§ **Your instructions**: Everything in the listing below should be repeated exactly.
(Given information)
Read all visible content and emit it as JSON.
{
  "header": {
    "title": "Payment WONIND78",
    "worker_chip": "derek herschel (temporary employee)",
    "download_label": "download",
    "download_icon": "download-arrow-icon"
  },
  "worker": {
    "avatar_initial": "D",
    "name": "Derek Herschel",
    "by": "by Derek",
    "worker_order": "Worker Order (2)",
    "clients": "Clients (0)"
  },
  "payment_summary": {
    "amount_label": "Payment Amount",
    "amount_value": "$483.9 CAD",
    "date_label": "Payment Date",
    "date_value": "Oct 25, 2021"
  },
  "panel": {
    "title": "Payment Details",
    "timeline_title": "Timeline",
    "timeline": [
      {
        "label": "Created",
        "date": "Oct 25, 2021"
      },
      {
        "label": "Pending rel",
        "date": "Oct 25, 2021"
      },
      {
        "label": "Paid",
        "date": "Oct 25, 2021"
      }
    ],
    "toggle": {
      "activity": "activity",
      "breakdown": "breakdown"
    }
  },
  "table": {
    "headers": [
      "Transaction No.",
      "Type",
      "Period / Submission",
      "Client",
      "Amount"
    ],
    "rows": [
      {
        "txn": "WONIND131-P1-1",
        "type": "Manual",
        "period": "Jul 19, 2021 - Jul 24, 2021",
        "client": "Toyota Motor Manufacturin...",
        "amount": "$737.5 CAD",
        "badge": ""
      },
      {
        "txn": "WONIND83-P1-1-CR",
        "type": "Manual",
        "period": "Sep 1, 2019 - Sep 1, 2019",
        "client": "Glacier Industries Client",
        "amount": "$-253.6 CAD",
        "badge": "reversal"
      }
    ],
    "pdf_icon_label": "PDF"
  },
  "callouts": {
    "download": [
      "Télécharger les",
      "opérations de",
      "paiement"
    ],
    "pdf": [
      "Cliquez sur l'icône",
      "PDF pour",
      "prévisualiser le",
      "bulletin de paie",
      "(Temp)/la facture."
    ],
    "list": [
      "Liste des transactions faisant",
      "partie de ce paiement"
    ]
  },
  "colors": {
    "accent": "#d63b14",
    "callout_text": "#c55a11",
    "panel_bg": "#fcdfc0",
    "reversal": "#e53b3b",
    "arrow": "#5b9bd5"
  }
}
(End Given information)
§ **Task output**:
Read all visible content and emit it as JSON.
{
  "header": {
    "title": "Payment WONIND78",
    "worker_chip": "derek herschel (temporary employee)",
    "download_label": "download",
    "download_icon": "download-arrow-icon"
  },
  "worker": {
    "avatar_initial": "D",
    "name": "Derek Herschel",
    "by": "by Derek",
    "worker_order": "Worker Order (2)",
    "clients": "Clients (0)"
  },
  "payment_summary": {
    "amount_label": "Payment Amount",
    "amount_value": "$483.9 CAD",
    "date_label": "Payment Date",
    "date_value": "Oct 25, 2021"
  },
  "panel": {
    "title": "Payment Details",
    "timeline_title": "Timeline",
    "timeline": [
      {
        "label": "Created",
        "date": "Oct 25, 2021"
      },
      {
        "label": "Pending rel",
        "date": "Oct 25, 2021"
      },
      {
        "label": "Paid",
        "date": "Oct 25, 2021"
      }
    ],
    "toggle": {
      "activity": "activity",
      "breakdown": "breakdown"
    }
  },
  "table": {
    "headers": [
      "Transaction No.",
      "Type",
      "Period / Submission",
      "Client",
      "Amount"
    ],
    "rows": [
      {
        "txn": "WONIND131-P1-1",
        "type": "Manual",
        "period": "Jul 19, 2021 - Jul 24, 2021",
        "client": "Toyota Motor Manufacturin...",
        "amount": "$737.5 CAD",
        "badge": ""
      },
      {
        "txn": "WONIND83-P1-1-CR",
        "type": "Manual",
        "period": "Sep 1, 2019 - Sep 1, 2019",
        "client": "Glacier Industries Client",
        "amount": "$-253.6 CAD",
        "badge": "reversal"
      }
    ],
    "pdf_icon_label": "PDF"
  },
  "callouts": {
    "download": [
      "Télécharger les",
      "opérations de",
      "paiement"
    ],
    "pdf": [
      "Cliquez sur l'icône",
      "PDF pour",
      "prévisualiser le",
      "bulletin de paie",
      "(Temp)/la facture."
    ],
    "list": [
      "Liste des transactions faisant",
      "partie de ce paiement"
    ]
  },
  "colors": {
    "accent": "#d63b14",
    "callout_text": "#c55a11",
    "panel_bg": "#fcdfc0",
    "reversal": "#e53b3b",
    "arrow": "#5b9bd5"
  }
}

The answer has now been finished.